How to Serve Wine at the Proper Temperature

If you drink wine, you know that white wines are typically served chilled, and red wine is best served at room temperature. While these guidelines are basic and broadly true, serving wines at a temperature that is too cold or too warm will mask the structured nuances of a wine, and negate the very essence of subtle craftsmanship intended by the winemaker. There is a simple formula (outlined below) to optimize the flavor profile and variable aromas of different grapes.

65-70° F: Best for full-bodied power-houses. The flavors found in these tannic and "chewy" reds show best just slightly above room temperature to retain bold qualities.

Perfect for: Cabernet Sauvignon, Syrah, Merlot, Meritage and Bordeaux Blends, Rhônes, Nebbiolo, Barolo, Rioja, Malbec and Zinfandel.

60-65° F: These light-medium body red grapes grow successfully in cooler climates, so it is fitting that they are best enjoyed at slightly cooler temperatures. This helps to enhance the bright fruit flavors that these wines are known for.

Perfect for: Pinot Noir, Gamay, Bourgogne, Valdiguié, Beaujolais, Sangiovese and Chianti.

55-60° F: Full-bodied white wines are commonly served too cold, masking the complex flavors, aromas and mouth-feel that these wines exemplify.

Perfect for: Meursault, Montrachet, Chardonnay, and Condrieu. Just take out of the fridge for ten minutes and bring to a temperature of 55-60° F for optimum flavor.

50-55° F: Dry whites are best served a bit cooler than full-bodied whites, bringing out the sunny, fruity characteristics.

Perfect for: Dry Rosé’s, Riesling, Gewürztraminer, Muscat, Chenin Blanc, Sauvignon Blanc, Rheine, Viogner, Mosel Qualitätswein, Pinot Grigio, Pinot Gris, Pinot Blanc, Bianco, Muscadet, and Trebbiano.

45-50° F: The lowest temperature that wines should be chilled to.

Perfect for: sparkling wines and Champagne, sweet Gewürztraminer, Riesling, Auslese, Beerenauslese, Trockenbeerenauslese, Eiswein, Muscat, Chenin Blanc, and concentrated desert wines including Tokaji, Late Harvest varietals, and Sauternes (otherwise known as Yquem).

Don’t have a temperature controlled cellar or wine refrigerator?
Take full-bodied whites out of the fridge and let them warm slightly before serving (10-20 minutes).

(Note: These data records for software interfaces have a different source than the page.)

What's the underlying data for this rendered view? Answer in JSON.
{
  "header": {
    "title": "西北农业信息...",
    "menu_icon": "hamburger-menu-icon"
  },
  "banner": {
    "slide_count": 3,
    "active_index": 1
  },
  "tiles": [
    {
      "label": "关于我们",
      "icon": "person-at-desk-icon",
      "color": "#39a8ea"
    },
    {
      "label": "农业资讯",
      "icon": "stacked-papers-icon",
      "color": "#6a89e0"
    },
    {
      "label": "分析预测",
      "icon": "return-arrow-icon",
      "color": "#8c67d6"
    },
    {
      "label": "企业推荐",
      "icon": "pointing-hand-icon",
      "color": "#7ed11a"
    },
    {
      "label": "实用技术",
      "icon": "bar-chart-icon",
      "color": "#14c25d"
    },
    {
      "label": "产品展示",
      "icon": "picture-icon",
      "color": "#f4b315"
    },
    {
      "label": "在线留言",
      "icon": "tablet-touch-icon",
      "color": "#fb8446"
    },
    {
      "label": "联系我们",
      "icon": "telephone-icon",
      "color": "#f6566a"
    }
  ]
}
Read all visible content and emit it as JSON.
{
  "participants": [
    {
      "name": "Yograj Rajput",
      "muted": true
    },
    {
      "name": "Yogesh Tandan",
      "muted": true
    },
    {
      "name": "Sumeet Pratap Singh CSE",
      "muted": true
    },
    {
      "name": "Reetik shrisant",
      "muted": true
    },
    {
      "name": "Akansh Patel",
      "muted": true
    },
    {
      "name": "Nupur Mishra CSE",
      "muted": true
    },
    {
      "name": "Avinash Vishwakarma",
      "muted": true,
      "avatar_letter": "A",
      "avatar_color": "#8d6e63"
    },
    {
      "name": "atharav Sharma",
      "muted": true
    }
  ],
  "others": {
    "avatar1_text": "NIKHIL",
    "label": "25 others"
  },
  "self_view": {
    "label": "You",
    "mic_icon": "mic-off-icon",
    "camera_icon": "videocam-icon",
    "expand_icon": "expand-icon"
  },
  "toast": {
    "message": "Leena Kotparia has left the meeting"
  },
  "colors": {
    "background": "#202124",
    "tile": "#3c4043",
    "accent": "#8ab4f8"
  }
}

Want to chill a light-bodied red?
Pop it in the fridge or an ice bucket for two to eight minutes.

Need a chilled bottle of Champagne, fast?
Add two tablespoons of kosher salt to an ice-bucket and chill for 10-15 minutes. Salinic compounds speed the freezing process.

Note: Be careful not to alter wine temperature too rapidly, as it can damage the flavor and aroma. If you have chilled your wine slightly too much, simply warm the bottle with your hands.

Stefanie Payne

I am a product development lead in NASA's human exploration deep space program at headquarters in Washington, DC. When I am not telling the story of human exploration in space, my focus is on writing about travel on Earth—with articles appearing in The Huffington Post, The Travel Channel, blogs for The National Geographic Society, The Wall Street Journal, BusinessInsider, IBTimes and more. ...(Read More)

Around the web